Why is this blog called 44to26? To be honest, “doyoureadme” was taken on wordpress. So I wracked my brain for a while thinking of other clever ideas to capture my obsession: relating oral language development to literacy, and all the possible bumps in the road that children may encounter as they learn to talk, read, and write. Children start by learning oral language, which in English is made up of approximately 44 sounds, or phonemes. Then, budding readers have to figure out how to match these sounds onto the 26 letters of the alphabet, hence 44to26. This is no small chore in English, where some sounds can be represented by different letters (“k” can be written as c, k, ck, or ch; “ee” can be written as ee, ie, ea, y) and some letters make different sounds (g in go and giant; u in under and unit). To make matters worse, there are diphthongs (two vowel sounds that are squished together, like in cow and boy), r-controlled vowels (as in bird and four), and the very-difficult-to-spell schwa sound (the vowel sound in weak syllables, like the second syllable of animal and the first syllable of again). Admittedly, English is complicated; the orthography (correspondence between sounds and letters) is not very transparent.
In choosing the name 44to26, I was also thinking of a fabulous resource, by Louisa Moats, a tireless and brilliant advocate for effective literacy instruction. Her book, Speech to Print, Language Essentials for Teachers (new edition coming in early 2020) really drives home the point that literacy instruction needs to build on oral language abilities. Understanding speech and language development is key to providing good foundational literacy instruction. Louisa Moats’s book is a really good read for someone without a formal background in linguistics or speech pathology.
The funny thing about calling this “44to26” is that there’s actually no consensus about how many phonemes there are in English, and of course the number varies by dialect. Most people agree on 24 consonant sounds, but even then, some add wh, a kind of h + w mashed together, in words like why and what. Apparently some people in Scotland, Ireland, and the Southern US still use this sound, while the rest of us pronounce whine and wine exactly the same. Personally, I think the only time I’ve heard anyone speak like this was the caterpillar in Alice in Wonderland, but then he also says “exacticickally” for “exactly”.

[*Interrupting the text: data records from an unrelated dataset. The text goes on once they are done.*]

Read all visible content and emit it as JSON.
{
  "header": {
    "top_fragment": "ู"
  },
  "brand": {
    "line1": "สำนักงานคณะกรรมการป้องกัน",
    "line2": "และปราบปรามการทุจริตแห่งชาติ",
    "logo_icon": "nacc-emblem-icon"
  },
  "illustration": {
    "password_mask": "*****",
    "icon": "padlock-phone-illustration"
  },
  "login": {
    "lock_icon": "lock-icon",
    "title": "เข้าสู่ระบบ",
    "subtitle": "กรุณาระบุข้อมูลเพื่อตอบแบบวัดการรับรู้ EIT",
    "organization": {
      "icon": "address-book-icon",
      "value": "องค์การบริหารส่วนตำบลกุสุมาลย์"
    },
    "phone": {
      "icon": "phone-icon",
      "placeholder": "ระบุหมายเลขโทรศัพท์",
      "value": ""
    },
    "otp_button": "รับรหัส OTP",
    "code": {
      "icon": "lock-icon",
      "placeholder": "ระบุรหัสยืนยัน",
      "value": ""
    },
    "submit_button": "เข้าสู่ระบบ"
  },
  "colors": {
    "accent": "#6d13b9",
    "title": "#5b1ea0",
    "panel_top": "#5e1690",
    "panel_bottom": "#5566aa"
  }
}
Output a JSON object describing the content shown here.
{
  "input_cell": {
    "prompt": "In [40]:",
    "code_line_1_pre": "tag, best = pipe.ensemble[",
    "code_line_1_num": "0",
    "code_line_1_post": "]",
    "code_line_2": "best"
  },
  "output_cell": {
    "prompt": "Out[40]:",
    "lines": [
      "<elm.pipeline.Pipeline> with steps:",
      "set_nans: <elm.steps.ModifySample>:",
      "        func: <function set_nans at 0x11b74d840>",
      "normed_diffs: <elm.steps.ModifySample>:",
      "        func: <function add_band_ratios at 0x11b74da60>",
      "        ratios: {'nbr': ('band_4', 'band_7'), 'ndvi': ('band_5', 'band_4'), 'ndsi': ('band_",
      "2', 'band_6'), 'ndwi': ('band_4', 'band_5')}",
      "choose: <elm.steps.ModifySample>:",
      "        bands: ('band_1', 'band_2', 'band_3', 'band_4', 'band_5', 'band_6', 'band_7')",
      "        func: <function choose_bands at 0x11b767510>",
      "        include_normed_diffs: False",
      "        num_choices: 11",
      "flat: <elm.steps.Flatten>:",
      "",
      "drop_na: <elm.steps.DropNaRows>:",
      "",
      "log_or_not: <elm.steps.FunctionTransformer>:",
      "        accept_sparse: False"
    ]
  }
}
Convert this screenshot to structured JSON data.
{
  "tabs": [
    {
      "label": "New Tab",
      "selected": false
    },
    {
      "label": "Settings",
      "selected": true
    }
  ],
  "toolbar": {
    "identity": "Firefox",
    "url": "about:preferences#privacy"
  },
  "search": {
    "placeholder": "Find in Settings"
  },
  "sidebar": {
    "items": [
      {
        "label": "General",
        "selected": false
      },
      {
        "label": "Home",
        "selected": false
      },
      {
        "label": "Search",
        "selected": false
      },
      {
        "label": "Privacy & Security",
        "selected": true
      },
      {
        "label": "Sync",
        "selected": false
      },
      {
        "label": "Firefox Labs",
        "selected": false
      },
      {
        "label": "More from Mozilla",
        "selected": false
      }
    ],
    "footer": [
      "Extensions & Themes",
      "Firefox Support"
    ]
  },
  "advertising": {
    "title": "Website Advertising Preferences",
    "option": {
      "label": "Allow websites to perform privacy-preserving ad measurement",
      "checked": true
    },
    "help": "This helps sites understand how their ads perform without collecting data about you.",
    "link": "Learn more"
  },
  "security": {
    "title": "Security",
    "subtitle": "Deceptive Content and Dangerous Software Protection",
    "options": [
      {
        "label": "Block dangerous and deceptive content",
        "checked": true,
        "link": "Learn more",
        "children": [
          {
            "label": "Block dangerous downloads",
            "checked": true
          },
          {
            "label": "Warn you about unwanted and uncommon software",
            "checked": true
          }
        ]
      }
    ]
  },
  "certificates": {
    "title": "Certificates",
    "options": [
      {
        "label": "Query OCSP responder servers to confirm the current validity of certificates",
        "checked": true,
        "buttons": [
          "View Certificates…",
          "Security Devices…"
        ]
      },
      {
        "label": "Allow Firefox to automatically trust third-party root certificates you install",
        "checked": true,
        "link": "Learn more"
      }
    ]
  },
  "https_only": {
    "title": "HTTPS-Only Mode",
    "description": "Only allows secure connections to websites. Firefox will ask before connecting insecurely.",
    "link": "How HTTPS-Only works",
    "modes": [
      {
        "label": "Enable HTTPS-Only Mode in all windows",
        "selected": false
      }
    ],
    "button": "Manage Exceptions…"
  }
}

Things really get hairy with the vowels. In my dialect, which is pretty much standard Canadian English, we have what is called the cot-caught merger, where over time, speakers have come to pronounce cot and caught with the same vowel, even though these are still two distinct sounds for some people. Ok, down to 43. And then we can include some, none, or all of the r-controlled vowels as in bird, four, car, ear, air, cure. Then there’s the two types of long-u sound, as in boom (oo) and cube (yoo). Does yoo count as its own sound, or is it y + oo or even ee + oo? And then there the ultra-sneaky schwa, which linguists most certainly count, but does not appear on some lists designed by teachers of reading.
I asked my good friend and brilliant linguist, Marc Garellek, a more than qualified authority on the subject. He says that there are actually only 14 vowel sounds in Canadian English, that r-controlled vowels are not counted as distinct sounds, and that the (current) Wikipedia page has it right. So that puts us at 14 + 24 = 38. Hmm, not quite 44. This is no doubt accurate from the point of view of phonetics, but… I propose to sacrifice accuracy in the name of practicality, and include 3 r-controlled vowels, because that will really help us teach the reading and spelling of these sounds (er, ar, or). While we’re at it, let’s include the vowels from cot and caught (fox and saw in the graphic below), to include speakers of North American English who still differentiate these. So that’s 18 vowels + 24 consonant = 42 sounds. People who count 44 sounds probably include two additional r-controlled vowels, eer and air.
The 18 vowels of Standard American English, from Speech to Print: Language Essentials for Teachers,
by Louisa Moats.
So, of course, I obsessed for a little while about whether or not 44to26 was a good name for this blog, but I have since calmed down, taken a breath, and written this post explaining the muddiness of English phonology as it relates to our writing system. After all, the point is not to nitpick the number. The point is that we should teach young children that they must learn to hear the sounds of speech and learn how to assign letters to those sounds, not the other way around. The difference between these two approaches might sound inconsequential, but I assure you, it’s not. More on how the speech-to-print approach is applied to literacy instruction another day!